And all this started from an airplane mechanic in ANC
thinking that UPS and FedEx are possibly
Southern doesn't have a route map. It is an ACMI/charter provider. It flies where its customers tell it to.
|Quoting LV (Reply 5):|
What would make this deal worth it?
Nothing. Other than its fleet, Southern has no route authority, special privileges or unique wizardry that UPS or FedEx couldn't get on their own (for a lot less than it would cost to acquire Southern) that is if they don't have it already. If either one of them buys Southern, it is for the fleet. We should know soon whether UPS intends to use TNT's 777s or not (I think not). If UPS chooses not to, getting Southern becomes even less likely than it is now already.

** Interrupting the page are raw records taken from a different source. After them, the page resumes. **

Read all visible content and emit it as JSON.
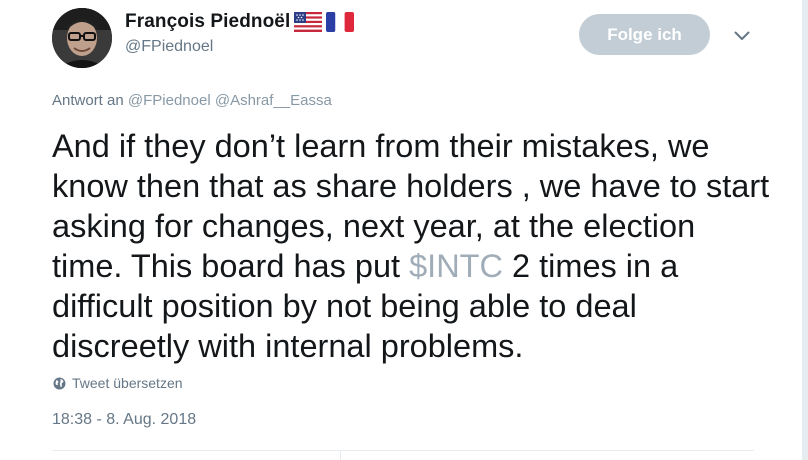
{
  "author": {
    "display_name": "François Piednoël",
    "screen_name": "@FPiednoel",
    "flags": [
      "us-flag",
      "fr-flag"
    ]
  },
  "follow_button": {
    "label": "Folge ich"
  },
  "reply_context": {
    "prefix": "Antwort an",
    "mentions": [
      "@FPiednoel",
      "@Ashraf__Eassa"
    ]
  },
  "tweet": {
    "text_before_cashtag": "And if they don’t learn from their mistakes, we know then that as share holders , we have to start asking for changes, next year, at the election time. This board has put ",
    "cashtag": "$INTC",
    "text_after_cashtag": " 2 times in a difficult position by not being able to deal discreetly with internal problems."
  },
  "translate": {
    "label": "Tweet übersetzen",
    "icon": "globe-icon"
  },
  "timestamp": "18:38 - 8. Aug. 2018",
  "colors": {
    "follow_button_bg": "#c3cdd5",
    "secondary_text": "#657786",
    "cashtag": "#a0adb8"
  }
}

DHL owns 49% of Polar, the most it is allowed to under current US law, and at this point uses up Polar's entire capacity (I think). It is also developing a close relationship with AAWW, the owner of the remaining 51% and also owner of Atlas Air. Atlas operates 767s for DHL on domestic, international and (soon) intra-Asia flights as well as a 747 here and there.
I would sooner see DHL enter into a deal with AAWW to operate 777s through Atlas or Polar once the contract with Southern runs out than have DHL buy 49% of Southern, and that is assuming that Oak Hill is even interested in selling.
Recep Tayyip Erdoğan has no clothes.